Emily Mae Smith: Heretic Lace
October 8–November 12, 2022
In critiquing the aesthetics of the digital, or even the expanded imaginary realm of our contemporary society, Emily Mae Smith brings to bear many of the compositional fixtures and iconography of the history of Western European painting. And it is dark, devastating, and relentless. She cuts down every refuge of the collective unconscious from Disney sentimentality to nostalgia for early video games (Atari aesthetics), and even the smug, flaccid horror of Von Dutch. She also merrily skewers The Artist’s own sense of self-importance. The paintings in the exhibition Heretic Lace follow two thematic trajectories, both allegorical: a series of implied self-portraits as the possessed broom from “The Sorcerer’s Apprentice” in Fantasia set against various art historical genre backgrounds and a set of diagrammatic set-pieces, frozen morality tales, that pull from video-game imagery and the artist’s own glossary of symbols.
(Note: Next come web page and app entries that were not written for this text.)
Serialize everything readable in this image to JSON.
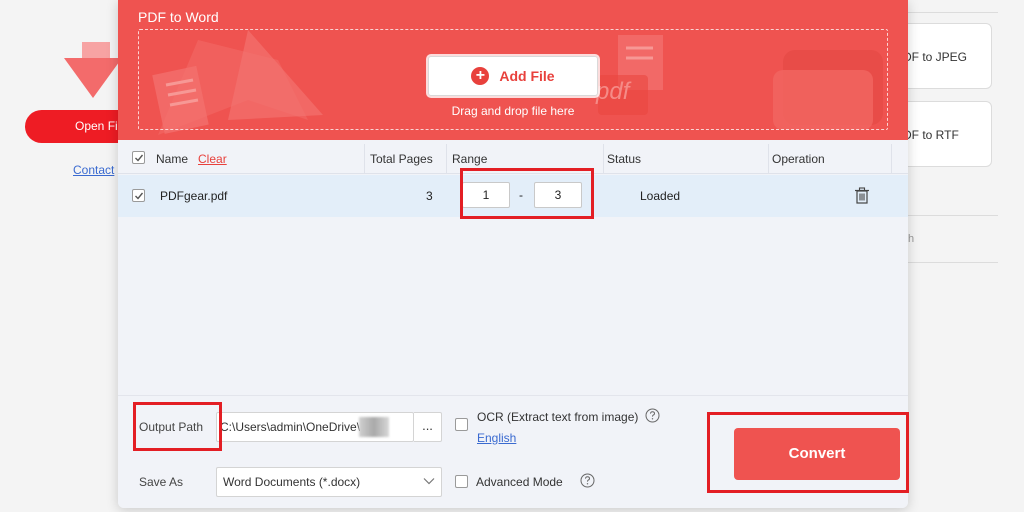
{
  "background": {
    "open_button": "Open Fi",
    "contact_link": "Contact",
    "cards": [
      "DF to JPEG",
      "DF to RTF"
    ],
    "partial_text": "h"
  },
  "dialog": {
    "title": "PDF to Word",
    "add_file_label": "Add File",
    "drop_hint": "Drag and drop file here",
    "deco_text": "pdf"
  },
  "table": {
    "headers": {
      "name": "Name",
      "clear": "Clear",
      "total_pages": "Total Pages",
      "range": "Range",
      "status": "Status",
      "operation": "Operation"
    },
    "rows": [
      {
        "file": "PDFgear.pdf",
        "total_pages": "3",
        "range_from": "1",
        "range_sep": "-",
        "range_to": "3",
        "status": "Loaded"
      }
    ]
  },
  "bottom": {
    "output_path_label": "Output Path",
    "output_path_value": "C:\\Users\\admin\\OneDrive\\",
    "browse_label": "...",
    "save_as_label": "Save As",
    "save_as_value": "Word Documents (*.docx)",
    "ocr_label": "OCR (Extract text from image)",
    "ocr_language": "English",
    "advanced_label": "Advanced Mode",
    "convert_label": "Convert"
  },
  "colors": {
    "accent": "#ef5350",
    "highlight": "#e31e24",
    "link": "#3a6ad0",
    "row_selected": "#e3eef9"
  },
  "icons": [
    "plus-icon",
    "checkbox-checked-icon",
    "trash-icon",
    "help-circle-icon",
    "chevron-down-icon",
    "file-arrow-decor-icon"
  ]
}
Executed with a perfectly placid oil-on-linen photo-realistic precision, the artist makes it clear that her vehicle is image; brushstrokes are banished. Like a complicated biblical parable, dripping with implication yet inscrutable in meaning, a painting like Gateway Madonnas (all paintings in the show 2022) presents an implied lesson or explanation. A simple gate is topped with a stepped upper story populated by bouncing eyeballs, while the gate itself appears guarded by a formation of five pairs of gleaming luscious cartoon lips. The lips are both sexy and ferocious, the eyeballs cheery but horrific, and the gate seems a concoction from an old Atari Q*bert game, combined with an enigmatic, cloudless blue sky. It’s an indictment of the very notion of “rendering” or “animation.” The sense of alienation that games invite is distilled and heightened. Where exactly do we want to be when we plumb our imaginations for alternative realms—is this it?
Smith’s stand-in for herself and the viewer, in the form of the wily Fantasia broom, is just as eviscerating. In Poetry (Toy in Blood), the broom sits hunched over in a field of over-sized predatory blue irises, the figure set heroically against a massively oversized harvest moon, hands dripping with luminous, deliciously candy-like syrup blood. In A Candle Makes its Own Fuel, the broom reclines in a Dutch interior, backlit from the ubiquitous cruciform leaded glass windows of Vermeer and de Hooch, initially appearing to relax; upon closer investigation, we notice its straw sweep foot is quietly ignited. The broom is featureless, with simply a wooden handle for a face, but the languid poses in which Smith positions her figures indicate indifference, calm, or listlessness in the face of tragedy. On September 11, 2001, the cartoon network never stopped its programming—supposedly a calculated gesture to distract children from the progressive horror of that day. Smith’s critique seems to imply a similar complicity in Disney’s jovial and disingenuous anaesthetization to the world’s increasing collapse, playing out in real time.
Feast and Famine Redux, Painters Quarry, Ginkgo Eater, and Precarious Persuasion all follow a format of placing a mostly flat and repetitive pattern against a single, vibrant, volumetric gesture which posits an action against a largely homogenous mass. In Painter’s Quarry, alternating tiers of dry, defleshed long bones and gaping skulls rest in a masonry maw, which again seems to refer to the virtual architecture of video games like Minecraft or Castle Wolfenstein. At the top of this stony mouth of hell are inscribed the words “THE STUDIO” implying the futility of artistic creation. In Precarious Persuasion, a gleaming, three-pronged fishhook is launched onto a sea of alternating but identical fish, while in Ginkgo Eater, the very luscious set of lips, with requisite glistening tongue, seems to lustfully devour layer after layer of rainbow-colored ginkgo leaves. Heretic Lace II toys with our desires by mixing sex with disgust: a garter belt fastener holds up a skein of fabric depicting rats devouring wheat—fertility left to rot.
Smith’s avatar of the broom has played many roles over the years—as odalisque, ingénue, neglected stepsister—frequently a victim of misogyny and the perennial feminist underdog for whom to root. The brooms in the paintings of the exhibition Heretic Lace are far more empowered and have begun to enact retribution as well. Unfortunately, as is clear in Habitat, being the hero of one’s own narrative begins to have a downside. While the broom stands with hand on hip, feet parted, presenting a certain Gainsborough-esque swagger and nobility, a woodpecker gnaws at its head and rats run up and down its rush legs. The woodpecker and rats might spell inevitable disfigurement and possible destruction, but it’s clear from the little pegs emerging from the broom handle that these guests are not unwanted: the artist, and her avatar, have instigated their own end.